The First Presidency of the Church has announced a public open house that will run from Friday, 22 October 2010, until Saturday, 13 November 2010, excluding Sundays. The temple will be formally dedicated on Sunday, 21 November 2010. A total of three dedicatory sessions will be held.
In conjunction with the rededication of the temple, there will also be a cultural celebration featuring music and dance on Saturday, 20 November 2010.
The Church’s first congregations in Hawaii were organized on Maui, Lanai and Oahu. Early missionaries included Joseph F. Smith, who later became worldwide leader of the Church, and George Q. Cannon, who eventually served as a member of the First Presidency, the Church’s highest governing body.
The Laie Hawaii Temple was originally dedicated 27 November 1919 by then President Heber J. Grant. It was the fifth operating temple in the world and the first completed outside the state of Utah. The temple serves Church members living in Hawaii and the Marshall Islands. There are currently 134 operating temples, including one in Kona, Hawaii.
The Laie Hawaii Temple has been closed for renovations on two occasions. This latest closure, which began 29 December 2008, was for extensive remodeling and refurbishing, including structural upgrades and mechanical upgrades to strengthen the temple and bring it up to code for disabled patrons.
The temple is situated on land adjacent to Brigham Young University-Hawaii on the northeast shore of Oahu.
Latter-day Saint temples differ from the Church’s meetinghouses or chapels where members meet for Sunday worship services. Temples are considered “houses of the Lord” where Christ's teachings are reaffirmed through marriage, baptism and other ordinances that unite families for eternity. In the temple, Church members learn more about the purpose of life and strengthen their commitment to serve Jesus Christ and those around them.

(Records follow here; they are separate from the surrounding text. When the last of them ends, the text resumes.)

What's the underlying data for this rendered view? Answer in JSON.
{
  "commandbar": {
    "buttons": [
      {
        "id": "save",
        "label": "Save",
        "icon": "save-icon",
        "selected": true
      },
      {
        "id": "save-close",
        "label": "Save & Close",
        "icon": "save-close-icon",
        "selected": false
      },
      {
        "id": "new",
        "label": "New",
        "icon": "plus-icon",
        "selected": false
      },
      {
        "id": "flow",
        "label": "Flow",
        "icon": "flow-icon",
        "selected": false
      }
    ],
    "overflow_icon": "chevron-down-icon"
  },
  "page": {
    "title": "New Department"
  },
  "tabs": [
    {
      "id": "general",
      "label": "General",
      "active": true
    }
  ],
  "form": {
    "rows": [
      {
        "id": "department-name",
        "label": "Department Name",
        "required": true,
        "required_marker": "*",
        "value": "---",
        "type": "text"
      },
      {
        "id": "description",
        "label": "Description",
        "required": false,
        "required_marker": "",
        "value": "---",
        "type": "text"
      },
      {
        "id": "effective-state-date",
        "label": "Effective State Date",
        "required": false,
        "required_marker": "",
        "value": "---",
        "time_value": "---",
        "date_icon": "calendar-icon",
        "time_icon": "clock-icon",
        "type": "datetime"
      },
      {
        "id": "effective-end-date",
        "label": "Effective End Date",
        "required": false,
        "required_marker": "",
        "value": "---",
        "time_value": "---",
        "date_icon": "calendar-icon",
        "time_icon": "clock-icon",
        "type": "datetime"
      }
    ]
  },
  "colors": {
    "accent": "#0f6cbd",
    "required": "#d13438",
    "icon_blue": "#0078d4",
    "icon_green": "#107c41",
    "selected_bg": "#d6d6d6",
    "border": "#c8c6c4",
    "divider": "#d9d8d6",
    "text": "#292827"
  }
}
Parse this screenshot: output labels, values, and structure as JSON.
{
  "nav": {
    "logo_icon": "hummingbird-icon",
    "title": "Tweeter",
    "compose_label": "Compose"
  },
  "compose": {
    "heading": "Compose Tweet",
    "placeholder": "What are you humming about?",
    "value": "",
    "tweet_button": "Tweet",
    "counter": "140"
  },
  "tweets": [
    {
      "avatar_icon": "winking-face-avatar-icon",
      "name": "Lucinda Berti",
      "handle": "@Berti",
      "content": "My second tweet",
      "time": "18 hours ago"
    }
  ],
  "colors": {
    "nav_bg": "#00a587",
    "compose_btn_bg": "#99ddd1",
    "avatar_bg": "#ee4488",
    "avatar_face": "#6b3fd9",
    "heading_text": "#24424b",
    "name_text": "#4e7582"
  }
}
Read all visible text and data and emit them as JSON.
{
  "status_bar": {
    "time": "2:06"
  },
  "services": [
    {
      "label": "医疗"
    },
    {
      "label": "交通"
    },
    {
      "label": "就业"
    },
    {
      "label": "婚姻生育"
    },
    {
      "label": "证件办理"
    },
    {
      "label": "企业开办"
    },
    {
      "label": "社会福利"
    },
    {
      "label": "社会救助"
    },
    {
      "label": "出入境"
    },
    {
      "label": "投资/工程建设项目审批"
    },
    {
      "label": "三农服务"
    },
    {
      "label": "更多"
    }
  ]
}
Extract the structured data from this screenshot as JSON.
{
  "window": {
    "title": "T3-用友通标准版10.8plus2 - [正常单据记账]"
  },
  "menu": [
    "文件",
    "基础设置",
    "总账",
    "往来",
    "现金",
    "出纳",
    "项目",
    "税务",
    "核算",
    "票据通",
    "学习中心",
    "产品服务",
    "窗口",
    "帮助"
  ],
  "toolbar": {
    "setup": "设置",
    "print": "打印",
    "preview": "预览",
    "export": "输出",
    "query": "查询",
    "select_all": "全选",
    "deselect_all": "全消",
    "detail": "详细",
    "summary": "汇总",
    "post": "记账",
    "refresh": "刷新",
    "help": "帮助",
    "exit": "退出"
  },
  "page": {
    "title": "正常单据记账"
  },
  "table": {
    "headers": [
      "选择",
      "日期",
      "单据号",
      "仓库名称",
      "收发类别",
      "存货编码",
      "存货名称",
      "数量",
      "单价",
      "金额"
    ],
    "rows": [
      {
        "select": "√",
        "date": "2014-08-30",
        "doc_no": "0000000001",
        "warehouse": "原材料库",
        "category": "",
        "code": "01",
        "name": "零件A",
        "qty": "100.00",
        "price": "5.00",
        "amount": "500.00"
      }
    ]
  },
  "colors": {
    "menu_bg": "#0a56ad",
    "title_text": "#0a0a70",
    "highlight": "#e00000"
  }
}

Formal temple work will commence at the temple Monday, 22 November 2010.